In a play this process is clearly manifest and multi-layered. The playwright, director, actors, backstage crew and audience all actively collaborate to create the meaning of the performance – though naturally this meaning can be, and usually is, both ambiguous and contested. A writer's biography might give us clues to the meaning of their texts, but the danger is always that this is taken to be the "correct" meaning - a position which obscures, and abrogates our responsibility for, the social making of meaning.
This argument does not have to lead into a pit of complete relativism. That meaning is socially created doesn’t mean that anything goes: there are not an infinite number of possible interpretations of Shrew that directors can conjure. All productions are powerfully shaped by Shakespeare’s text on the one hand and the prevailing ideological climate (or, better, structures of feeling) of the society receiving the performance, which finally manifests itself in the audience’s response, mediated by their active consciousness. Given all this it is possible to observe, as I have done above, instances where modern directors are stretching the meaning of the play, as it were, against the grain of the text, making full use of amenable ambiguities. This tendency speaks volumes about our society as well the play itself.
Nonetheless, this reasoning does lead to the rather uncomfortable conclusion that we, audiences, are at least partly responsible for the meaning of a play like The Taming of the Shrew.
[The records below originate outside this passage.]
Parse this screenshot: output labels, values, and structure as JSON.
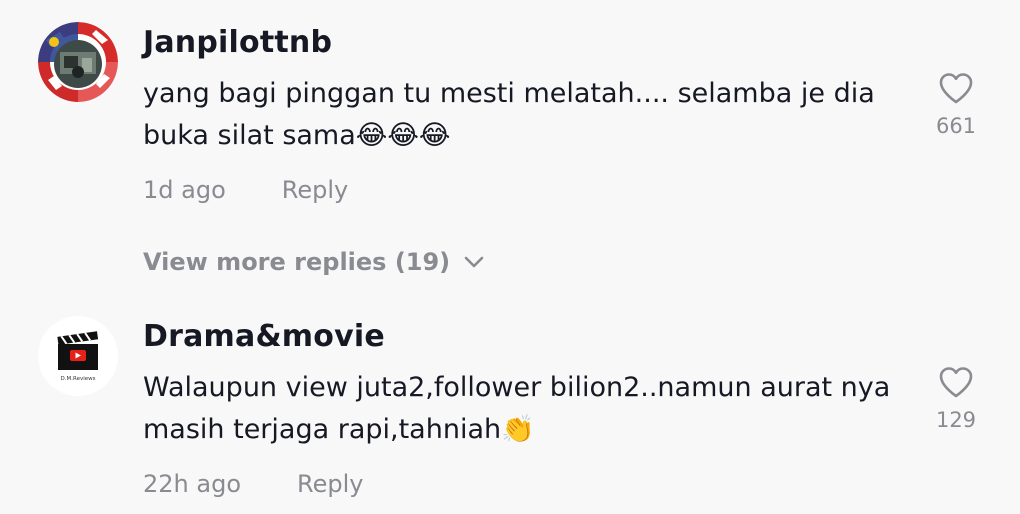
{
  "comments": [
    {
      "username": "Janpilottnb",
      "text": "yang bagi pinggan tu mesti melatah.... selamba je dia buka silat sama😂😂😂",
      "time": "1d ago",
      "reply_label": "Reply",
      "likes": "661",
      "avatar_icon": "flag-photo-avatar"
    },
    {
      "username": "Drama&movie",
      "text": "Walaupun view juta2,follower bilion2..namun aurat nya masih terjaga rapi,tahniah👏",
      "time": "22h ago",
      "reply_label": "Reply",
      "likes": "129",
      "avatar_icon": "clapperboard-logo-avatar",
      "avatar_caption": "D.M.Reviews"
    }
  ],
  "view_more": {
    "label": "View more replies (19)",
    "icon": "chevron-down-icon"
  },
  "colors": {
    "background": "#f8f8f8",
    "primary_text": "#161823",
    "secondary_text": "#8a8b91"
  }
}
Telling Petruchio to piss off
In the Globe performance of Shrew I saw, the actor playing Petruchio used one of his lines to appeal to the audience, pantomime-style, to support his taming of Katherina. The vast majority of the audience, swept up in the pacey performance, responded positively - but there were also a few pointed shouts of “no!”. Does this mean that, save a few brave dissenters, most of the audience were sexist? Of course not - no more so than that an audience which cheers the coronation of Richard III are condoning the murder of small boys.
However, I was relieved that some in the audience shouted “no!”. At the same time I was well aware that the performance wouldn’t work unless the majority of the audience consented, suspending their beliefs along with their disbelief. A show of dissent cannot dissolve the real contradictions this play plays on.
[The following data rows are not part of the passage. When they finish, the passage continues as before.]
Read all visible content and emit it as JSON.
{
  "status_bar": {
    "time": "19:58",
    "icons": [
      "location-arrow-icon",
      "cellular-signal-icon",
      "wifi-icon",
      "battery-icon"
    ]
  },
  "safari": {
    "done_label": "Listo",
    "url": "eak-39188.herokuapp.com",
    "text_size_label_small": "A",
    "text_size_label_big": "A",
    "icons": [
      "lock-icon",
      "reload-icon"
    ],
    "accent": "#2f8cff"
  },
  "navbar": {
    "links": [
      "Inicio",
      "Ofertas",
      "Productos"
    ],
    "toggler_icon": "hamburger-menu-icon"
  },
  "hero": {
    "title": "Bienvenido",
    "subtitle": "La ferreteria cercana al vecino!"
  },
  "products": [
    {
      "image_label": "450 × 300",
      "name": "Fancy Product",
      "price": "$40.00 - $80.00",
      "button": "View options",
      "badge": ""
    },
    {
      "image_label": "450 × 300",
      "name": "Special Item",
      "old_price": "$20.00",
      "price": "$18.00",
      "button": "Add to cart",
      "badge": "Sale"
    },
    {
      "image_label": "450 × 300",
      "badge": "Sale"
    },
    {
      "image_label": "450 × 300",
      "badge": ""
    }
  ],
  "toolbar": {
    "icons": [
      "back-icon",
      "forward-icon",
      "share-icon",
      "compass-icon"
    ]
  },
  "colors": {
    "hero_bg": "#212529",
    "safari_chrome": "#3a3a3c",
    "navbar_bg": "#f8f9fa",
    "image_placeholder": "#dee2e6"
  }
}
I reckon that an audience in a society free from sexism would be unlikely to feel uncomfortable watching this play – they probably wouldn’t bother going to see it at all or find it of any interest. There’s no reason to think that any of Shakespeare’s plays will seem meaningful to audiences for ever, in all kinds of future societies. The frisson that Shrew continues to create for modern audiences is based on the fact that we recognise many of the characteristics of Early Modern misogyny in contemporary capitalist society.
Katherina’s speech is difficult to listen to because she expresses the logic of sexism pushed to its extreme but logical conclusion – a husband’s boot crushing his submissive wife’s hand. Watching The Taming of the Shrew today is an uncomfortable experience because it reminds us that oppression has not disappeared, but endures, cloaked in new forms and old prejudices, lurking beneath both crude and equivocal phrases.